It took four years for Karen to finally be put in the ESA Support Group where she belonged, at the end of May. Days later, she was dead. She gave her life that others might live.

Like Sue and Kaliya she talked about the problems she had vividly, the kind of thing I just can't do. When I wrote about it last time I speculated as to why they are able to do this when I can't and it was very cheesy. Now I've had another idea because Karen's death brought something into focus. There is nothing wrong with me- until something goes wrong, then I very much need to explain what is wrong with me. I have a very odd phobia, not as such a fear of death but a fear of other people dying. Call it an attachment disorder, but it can be triggered even when someone leaves the room. At the support group I joke that if anyone is fifteen minutes late, they must be dead and we must begin mourning immediately. That's what I do when I'm trying to distract myself from very real dread I can feel twisting my gut.

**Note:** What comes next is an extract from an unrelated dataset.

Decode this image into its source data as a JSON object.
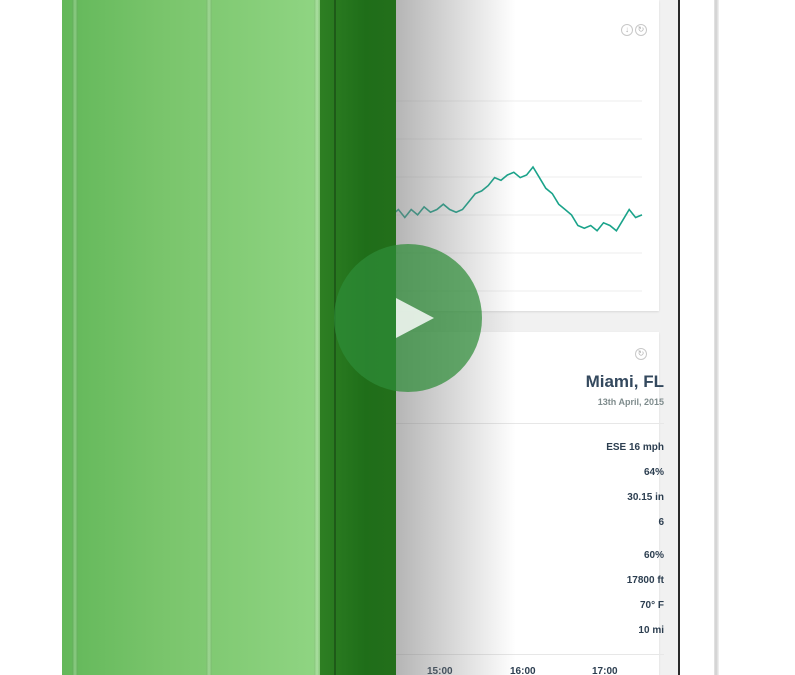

http://www.dullneon.com/randomnotes/images-videos-and-other-content/2011/11/mel_blanc-speechless.jpg
Years after this drawing was first printed in memory of the voice actor Mel Blanc, I saw it for the first time and it triggered 'an attack'. I find it difficult to watch the original cartoons voiced by Blanc now

On Monday morning this phobia crashed into my social isolation; I'm not just in danger of losing the people I know but people I could and should have known if not for my low social tolerance. I do not have the right to feel loss the way Karen's friends and family do, it's downright inappropriate and if I saw a gatecrasher at the funeral of someone I knew and they were bawling their eyes out, I'd find that really creepy. But it's that position I feel myself in: the gatecrasher. In my mind I haunt the dead and ridicule myself as to not act on it.

I'm glad I can write it, because otherwise I'd be a weirdo that actually does that without any other outlet. So maybe that is why the others can talk about their icky stuff: the alternative is going crazy and waving soiled adult nappies around in public. Reality is our detractor, we can not reason with it- it can only be beaten by being made into a joke. Something tragic can instead be made into something to smile about. I hope that in the last week after she got her proper ESA entitlement, Karen looked back on the previous months and found lots of things funny, a cathartic last laugh. May she rest in peace.

They will not grow old as we that are left grow old.
Age shall not weary them, nor the years condemn. 
At the going down of the sun and in the morning, we shall remember them.

2 comments:

  1. Yes Karen Sherlock RIP.


    http://ssac.independent.gov.uk/pdf/universal-credit-regs-call-for-evidence.pdf

    ReplyDelete
  2. http://ssac.independent.gov.uk/consult.shtml

    ReplyDelete